Still others believe the circle that appears on the Cross stands for the never-ending love God has for man. According to the Irish Catholics, the Cross also stands for Christ’s crucifixion and his resurrection.

How is the Cross used?

Irish monks erected a large number of the free-standing versions not only in Ireland but Great Britain as well. This practice started around the 7th century. Many of the crosses at that time had inscriptions in the runic alphabet.

Irish Cross - Clonmacnoise Monestary Bay Side

Many examples still stand today. At County Meath, there is the "Cross of Kells" for one example of the Celtic Cross (Irish Cross). Another example is in Clonmacnoise, Ireland with the "Cross of the Scriptures".

These crosses were made until around the 15th century when they almost ceased to exist almost, down to just a few examples.

Then in the 19th century, there was a renewed interest in the Celtic culture, which brought back the crosses. The new versions were used as upscale markers in cemeteries.

In the early days of this cross, it was only used for a monument so this was a new use for it. The cross during this time became a Celtic symbol with historic meaning.

Between 1899 - 1940, designers such as Euphemia and Alexander Ritchie were responsible for the Celtic Cross being worn as jewelry.

This continues even now. In fact, now you can find many souvenir items with the Cross on them, worn as religious symbols or good luck charms.

Want Even More Irish Symbols?

It is probably obvious - at Irish Expressions, we love Irish symbols!

Expressing ourselves through Irish symbolism gives us a deeper sense of connection with Ireland, wherever in the world we happen to be!

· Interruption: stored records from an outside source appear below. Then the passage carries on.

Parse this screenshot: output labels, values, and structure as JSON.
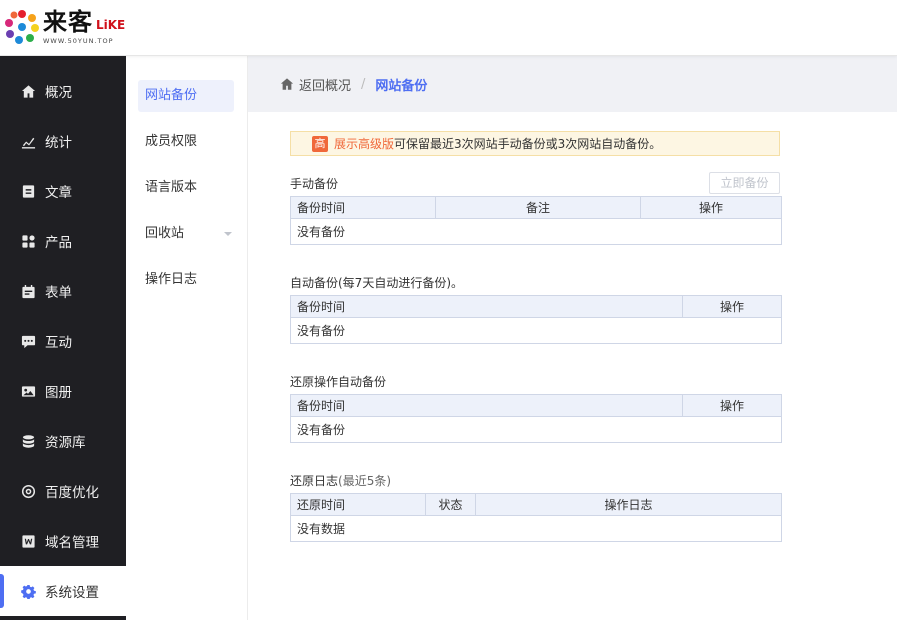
{
  "brand": {
    "name_cn": "来客",
    "name_en": "LiKE",
    "url": "WWW.50YUN.TOP"
  },
  "sidebar": {
    "items": [
      {
        "label": "概况",
        "icon": "home-icon"
      },
      {
        "label": "统计",
        "icon": "stats-icon"
      },
      {
        "label": "文章",
        "icon": "article-icon"
      },
      {
        "label": "产品",
        "icon": "product-icon"
      },
      {
        "label": "表单",
        "icon": "form-icon"
      },
      {
        "label": "互动",
        "icon": "chat-icon"
      },
      {
        "label": "图册",
        "icon": "album-icon"
      },
      {
        "label": "资源库",
        "icon": "database-icon"
      },
      {
        "label": "百度优化",
        "icon": "seo-icon"
      },
      {
        "label": "域名管理",
        "icon": "domain-icon"
      },
      {
        "label": "系统设置",
        "icon": "gear-icon"
      }
    ],
    "active": "系统设置",
    "accent": "#4e6ef2"
  },
  "submenu": {
    "items": [
      {
        "label": "网站备份"
      },
      {
        "label": "成员权限"
      },
      {
        "label": "语言版本"
      },
      {
        "label": "回收站"
      },
      {
        "label": "操作日志"
      }
    ],
    "active": "网站备份"
  },
  "breadcrumb": {
    "home_label": "返回概况",
    "separator": "/",
    "current": "网站备份"
  },
  "notice": {
    "badge": "高",
    "link_text": "展示高级版",
    "message": "可保留最近3次网站手动备份或3次网站自动备份。"
  },
  "manual_backup": {
    "title": "手动备份",
    "button_label": "立即备份",
    "columns": [
      "备份时间",
      "备注",
      "操作"
    ],
    "empty_text": "没有备份"
  },
  "auto_backup": {
    "title": "自动备份(每7天自动进行备份)。",
    "columns": [
      "备份时间",
      "操作"
    ],
    "empty_text": "没有备份"
  },
  "restore_backup": {
    "title": "还原操作自动备份",
    "columns": [
      "备份时间",
      "操作"
    ],
    "empty_text": "没有备份"
  },
  "restore_log": {
    "title": "还原日志",
    "subtitle": "(最近5条)",
    "columns": [
      "还原时间",
      "状态",
      "操作日志"
    ],
    "empty_text": "没有数据"
  }
}
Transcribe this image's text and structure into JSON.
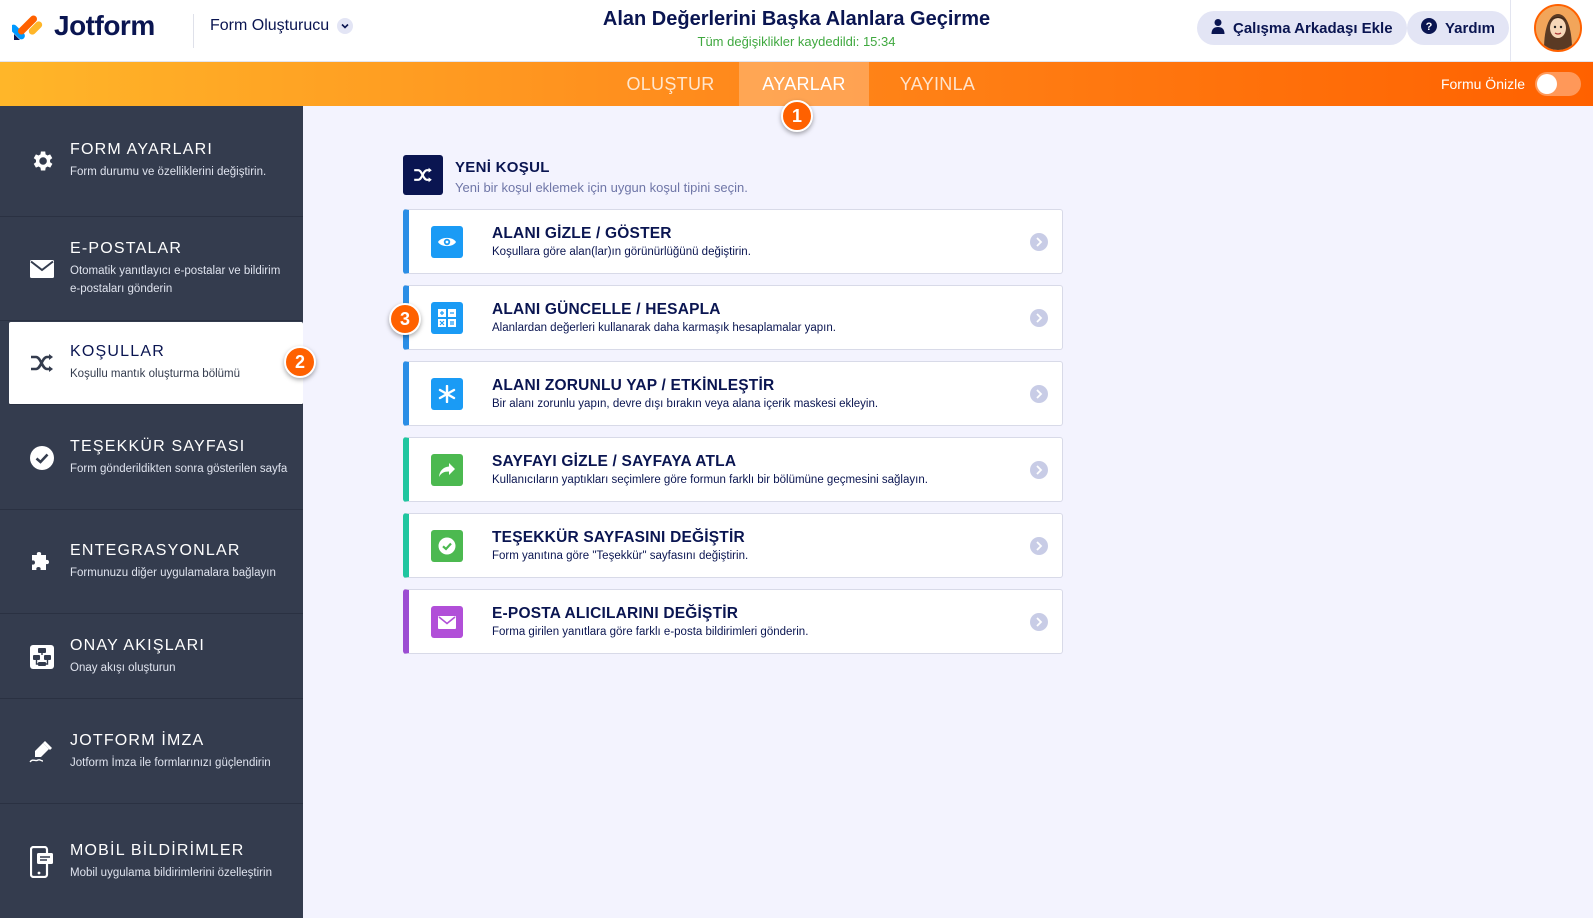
{
  "header": {
    "brand": "Jotform",
    "form_builder_label": "Form Oluşturucu",
    "title": "Alan Değerlerini Başka Alanlara Geçirme",
    "saved_status": "Tüm değişiklikler kaydedildi: 15:34",
    "add_collaborator_label": "Çalışma Arkadaşı Ekle",
    "help_label": "Yardım"
  },
  "nav": {
    "tabs": [
      {
        "label": "OLUŞTUR",
        "active": false
      },
      {
        "label": "AYARLAR",
        "active": true
      },
      {
        "label": "YAYINLA",
        "active": false
      }
    ],
    "preview_label": "Formu Önizle",
    "preview_enabled": false
  },
  "badges": [
    "1",
    "2",
    "3"
  ],
  "sidebar": {
    "items": [
      {
        "title": "FORM AYARLARI",
        "desc": "Form durumu ve özelliklerini değiştirin.",
        "icon": "gear-icon",
        "active": false
      },
      {
        "title": "E-POSTALAR",
        "desc": "Otomatik yanıtlayıcı e-postalar ve bildirim e-postaları gönderin",
        "icon": "envelope-icon",
        "active": false
      },
      {
        "title": "KOŞULLAR",
        "desc": "Koşullu mantık oluşturma bölümü",
        "icon": "shuffle-icon",
        "active": true
      },
      {
        "title": "TEŞEKKÜR SAYFASI",
        "desc": "Form gönderildikten sonra gösterilen sayfa",
        "icon": "check-circle-icon",
        "active": false
      },
      {
        "title": "ENTEGRASYONLAR",
        "desc": "Formunuzu diğer uygulamalara bağlayın",
        "icon": "puzzle-icon",
        "active": false
      },
      {
        "title": "ONAY AKIŞLARI",
        "desc": "Onay akışı oluşturun",
        "icon": "flow-icon",
        "active": false
      },
      {
        "title": "JOTFORM İMZA",
        "desc": "Jotform İmza ile formlarınızı güçlendirin",
        "icon": "signature-pen-icon",
        "active": false
      },
      {
        "title": "MOBİL BİLDİRİMLER",
        "desc": "Mobil uygulama bildirimlerini özelleştirin",
        "icon": "mobile-icon",
        "active": false
      }
    ]
  },
  "main": {
    "new_condition_title": "YENİ KOŞUL",
    "new_condition_subtitle": "Yeni bir koşul eklemek için uygun koşul tipini seçin.",
    "cards": [
      {
        "title": "ALANI GİZLE / GÖSTER",
        "desc": "Koşullara göre alan(lar)ın görünürlüğünü değiştirin.",
        "icon": "eye-icon",
        "color": "#2b8ee6"
      },
      {
        "title": "ALANI GÜNCELLE / HESAPLA",
        "desc": "Alanlardan değerleri kullanarak daha karmaşık hesaplamalar yapın.",
        "icon": "calculator-icon",
        "color": "#2b8ee6"
      },
      {
        "title": "ALANI ZORUNLU YAP / ETKİNLEŞTİR",
        "desc": "Bir alanı zorunlu yapın, devre dışı bırakın veya alana içerik maskesi ekleyin.",
        "icon": "asterisk-icon",
        "color": "#2b8ee6"
      },
      {
        "title": "SAYFAYI GİZLE / SAYFAYA ATLA",
        "desc": "Kullanıcıların yaptıkları seçimlere göre formun farklı bir bölümüne geçmesini sağlayın.",
        "icon": "share-arrow-icon",
        "color": "#20c6a0"
      },
      {
        "title": "TEŞEKKÜR SAYFASINI DEĞİŞTİR",
        "desc": "Form yanıtına göre \"Teşekkür\" sayfasını değiştirin.",
        "icon": "check-icon",
        "color": "#20c6a0"
      },
      {
        "title": "E-POSTA ALICILARINI DEĞİŞTİR",
        "desc": "Forma girilen yanıtlara göre farklı e-posta bildirimleri gönderin.",
        "icon": "envelope-icon",
        "color": "#9c4dd3"
      }
    ]
  },
  "colors": {
    "accent": "#ff6100",
    "sidebar_bg": "#343c4e",
    "navy": "#0a1551",
    "blue": "#2b8ee6",
    "green": "#20c6a0",
    "purple": "#9c4dd3"
  }
}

We have captured many of our favorite Irish symbols in an e-book called "10 Irish Symbols and Their Meanings."  In it you will find pictures and backstories for the Irish Cross, the Celtic Knot, the Tricolor Flag, and much more!

This fun, free guide is available to you to download.  Simply scroll to the bottom and share your email address for instant access!

Very Interesting!  What's Next?

Expressing yourself using Irish symbols is a fun way to share your Irish side, during any Irish-themed occasion.

For more information of this type, you may want to pay a visit to our main section on Irish Symbols here!